Palmater told CBC News that while she supports an Indigenous-led investigation, it will be pointless if no action is taken afterwards.
“We do so many studies, inquiries, inquiries, commissions, court cases, human rights complaints, tribunals, and we find out again and again and again, ‘Yes, we have still the same problem and it’s getting worse,'” Palmar said.
“But everyone is dropping the ball instead of taking the next step, that is, what do we need to do about it? It’s not like there hasn’t been thousands of recommendations for what to do about it. It’s just that governments and society haven’t answered the call to do so.”
One area where Perley would specifically like to see change is the education system.
“We asked for changes to the education system, even in my time in the sixties,” Perley said.
“The leaders of the time were asking for changes to the education system… We are asking for the same thing.”
He recalls two sessions he held with aboriginal people, one with elders and another with youth.

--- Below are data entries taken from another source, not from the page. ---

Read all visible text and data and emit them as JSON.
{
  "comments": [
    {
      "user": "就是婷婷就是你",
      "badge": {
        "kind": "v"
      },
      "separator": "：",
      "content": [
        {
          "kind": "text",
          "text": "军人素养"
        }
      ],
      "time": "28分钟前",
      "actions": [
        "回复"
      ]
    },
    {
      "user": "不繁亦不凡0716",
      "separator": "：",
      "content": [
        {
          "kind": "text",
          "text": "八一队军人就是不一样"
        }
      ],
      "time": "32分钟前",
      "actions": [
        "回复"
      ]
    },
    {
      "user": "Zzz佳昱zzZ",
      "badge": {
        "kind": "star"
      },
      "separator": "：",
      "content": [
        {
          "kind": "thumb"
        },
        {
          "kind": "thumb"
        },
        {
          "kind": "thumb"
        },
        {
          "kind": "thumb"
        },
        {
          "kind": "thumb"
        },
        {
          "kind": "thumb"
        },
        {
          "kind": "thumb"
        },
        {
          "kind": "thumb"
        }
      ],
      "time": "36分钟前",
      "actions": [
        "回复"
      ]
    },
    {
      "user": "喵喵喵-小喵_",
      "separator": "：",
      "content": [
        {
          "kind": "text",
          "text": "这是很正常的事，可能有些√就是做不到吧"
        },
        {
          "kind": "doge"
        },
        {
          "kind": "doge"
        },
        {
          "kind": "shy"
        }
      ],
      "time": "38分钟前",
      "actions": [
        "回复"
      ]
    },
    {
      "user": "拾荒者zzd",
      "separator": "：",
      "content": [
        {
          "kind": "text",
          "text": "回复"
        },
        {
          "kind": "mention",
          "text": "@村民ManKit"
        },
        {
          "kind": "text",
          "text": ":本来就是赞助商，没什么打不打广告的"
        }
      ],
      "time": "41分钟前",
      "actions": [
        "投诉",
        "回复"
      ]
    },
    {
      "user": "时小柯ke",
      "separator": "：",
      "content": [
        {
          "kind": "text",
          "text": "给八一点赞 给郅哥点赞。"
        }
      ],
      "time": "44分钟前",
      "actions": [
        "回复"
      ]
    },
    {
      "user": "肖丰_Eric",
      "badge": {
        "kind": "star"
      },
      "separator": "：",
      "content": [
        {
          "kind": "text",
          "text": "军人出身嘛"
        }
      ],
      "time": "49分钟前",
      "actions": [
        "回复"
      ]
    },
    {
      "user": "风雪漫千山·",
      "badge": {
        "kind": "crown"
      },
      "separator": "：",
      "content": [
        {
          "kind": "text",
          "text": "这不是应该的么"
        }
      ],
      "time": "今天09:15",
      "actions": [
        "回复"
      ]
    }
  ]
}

Even though decades separated their time at school, they shared many of the same experiences.
“Here are the elders who were in the system in the 50s and 60s talking about racism, talking about … how badly they were treated,” Perley said.
“Then I listened to the stories of the students who were in the system two years ago. It’s the same. They say, ‘Oh my God, it’s hard to be in this school because we always calls us savages. “
“Be Brave Enough”
Palmater says an investigation into systemic racism should extend beyond the justice system to include all aspects of life in New Brunswick.
“We have to be brave enough to open it up a bit wider,” Palmater said.
“What if we also looked at health care? What if we also looked at education? What if we also looked at social work or any of the public services that we have?”
Palmater said the lives of indigenous peoples had deteriorated in many of these areas.
She said we focus too much on specific examples of one person doing good instead of looking at the collective community.
“We point to individuals, ‘Look, he’s got a job,’ or, ‘Look, this person is successful,’ and say things are looking up,” Palmater said.
“But it’s not better if the majority of our community isn’t better.”
Palmater said confronting systemic racism in New Brunswick will inevitably lead to conflict.
But she also said it’s a type of conflict that should be embraced, not avoided.
“We cannot avoid social conflict,” Palmater said.
“This is how everything good in this world happened. Human rights, women’s rights, the end of slavery, the rights of indigenous peoples. This comes after periods of conflict.”